* _What you have to do_: Repeat the data in full. Every line must match.

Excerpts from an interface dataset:
....

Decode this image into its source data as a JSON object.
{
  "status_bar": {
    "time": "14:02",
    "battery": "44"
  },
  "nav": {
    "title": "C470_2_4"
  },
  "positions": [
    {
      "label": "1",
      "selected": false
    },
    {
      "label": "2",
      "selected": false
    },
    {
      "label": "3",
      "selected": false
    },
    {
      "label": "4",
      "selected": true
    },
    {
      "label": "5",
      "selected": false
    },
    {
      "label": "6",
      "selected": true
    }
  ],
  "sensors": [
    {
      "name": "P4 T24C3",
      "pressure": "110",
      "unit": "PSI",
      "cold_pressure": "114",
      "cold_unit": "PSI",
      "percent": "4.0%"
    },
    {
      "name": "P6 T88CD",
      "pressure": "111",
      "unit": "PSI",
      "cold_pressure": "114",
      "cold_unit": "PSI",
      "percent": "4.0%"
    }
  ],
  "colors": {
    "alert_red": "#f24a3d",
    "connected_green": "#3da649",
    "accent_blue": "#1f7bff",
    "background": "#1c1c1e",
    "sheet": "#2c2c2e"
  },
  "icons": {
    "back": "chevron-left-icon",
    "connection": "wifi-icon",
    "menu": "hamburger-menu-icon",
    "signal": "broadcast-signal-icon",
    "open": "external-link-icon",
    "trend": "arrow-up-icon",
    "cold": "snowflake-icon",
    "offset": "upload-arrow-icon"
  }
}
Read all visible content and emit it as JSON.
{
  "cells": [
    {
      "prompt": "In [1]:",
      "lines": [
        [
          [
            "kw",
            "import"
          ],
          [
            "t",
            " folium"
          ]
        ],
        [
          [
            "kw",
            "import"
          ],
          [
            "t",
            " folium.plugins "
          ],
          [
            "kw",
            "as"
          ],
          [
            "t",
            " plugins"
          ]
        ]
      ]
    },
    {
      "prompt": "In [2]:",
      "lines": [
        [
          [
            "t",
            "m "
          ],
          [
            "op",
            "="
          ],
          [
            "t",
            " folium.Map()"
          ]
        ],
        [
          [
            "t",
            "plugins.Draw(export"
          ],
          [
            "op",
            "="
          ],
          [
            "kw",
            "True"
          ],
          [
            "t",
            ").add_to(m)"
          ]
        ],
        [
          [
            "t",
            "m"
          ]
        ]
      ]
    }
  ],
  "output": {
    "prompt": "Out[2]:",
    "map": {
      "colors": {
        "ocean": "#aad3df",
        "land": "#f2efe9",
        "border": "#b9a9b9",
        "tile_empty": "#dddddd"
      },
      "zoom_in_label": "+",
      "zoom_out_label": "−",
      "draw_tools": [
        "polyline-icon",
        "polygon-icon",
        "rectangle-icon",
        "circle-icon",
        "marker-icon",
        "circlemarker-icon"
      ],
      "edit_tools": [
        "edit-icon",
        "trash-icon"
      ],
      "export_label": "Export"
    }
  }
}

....

* _Task response_:
Decode this image into its source data as a JSON object.
{
  "status_bar": {
    "time": "14:02",
    "battery": "44"
  },
  "nav": {
    "title": "C470_2_4"
  },
  "positions": [
    {
      "label": "1",
      "selected": false
    },
    {
      "label": "2",
      "selected": false
    },
    {
      "label": "3",
      "selected": false
    },
    {
      "label": "4",
      "selected": true
    },
    {
      "label": "5",
      "selected": false
    },
    {
      "label": "6",
      "selected": true
    }
  ],
  "sensors": [
    {
      "name": "P4 T24C3",
      "pressure": "110",
      "unit": "PSI",
      "cold_pressure": "114",
      "cold_unit": "PSI",
      "percent": "4.0%"
    },
    {
      "name": "P6 T88CD",
      "pressure": "111",
      "unit": "PSI",
      "cold_pressure": "114",
      "cold_unit": "PSI",
      "percent": "4.0%"
    }
  ],
  "colors": {
    "alert_red": "#f24a3d",
    "connected_green": "#3da649",
    "accent_blue": "#1f7bff",
    "background": "#1c1c1e",
    "sheet": "#2c2c2e"
  },
  "icons": {
    "back": "chevron-left-icon",
    "connection": "wifi-icon",
    "menu": "hamburger-menu-icon",
    "signal": "broadcast-signal-icon",
    "open": "external-link-icon",
    "trend": "arrow-up-icon",
    "cold": "snowflake-icon",
    "offset": "upload-arrow-icon"
  }
}
Read all visible content and emit it as JSON.
{
  "cells": [
    {
      "prompt": "In [1]:",
      "lines": [
        [
          [
            "kw",
            "import"
          ],
          [
            "t",
            " folium"
          ]
        ],
        [
          [
            "kw",
            "import"
          ],
          [
            "t",
            " folium.plugins "
          ],
          [
            "kw",
            "as"
          ],
          [
            "t",
            " plugins"
          ]
        ]
      ]
    },
    {
      "prompt": "In [2]:",
      "lines": [
        [
          [
            "t",
            "m "
          ],
          [
            "op",
            "="
          ],
          [
            "t",
            " folium.Map()"
          ]
        ],
        [
          [
            "t",
            "plugins.Draw(export"
          ],
          [
            "op",
            "="
          ],
          [
            "kw",
            "True"
          ],
          [
            "t",
            ").add_to(m)"
          ]
        ],
        [
          [
            "t",
            "m"
          ]
        ]
      ]
    }
  ],
  "output": {
    "prompt": "Out[2]:",
    "map": {
      "colors": {
        "ocean": "#aad3df",
        "land": "#f2efe9",
        "border": "#b9a9b9",
        "tile_empty": "#dddddd"
      },
      "zoom_in_label": "+",
      "zoom_out_label": "−",
      "draw_tools": [
        "polyline-icon",
        "polygon-icon",
        "rectangle-icon",
        "circle-icon",
        "marker-icon",
        "circlemarker-icon"
      ],
      "edit_tools": [
        "edit-icon",
        "trash-icon"
      ],
      "export_label": "Export"
    }
  }
}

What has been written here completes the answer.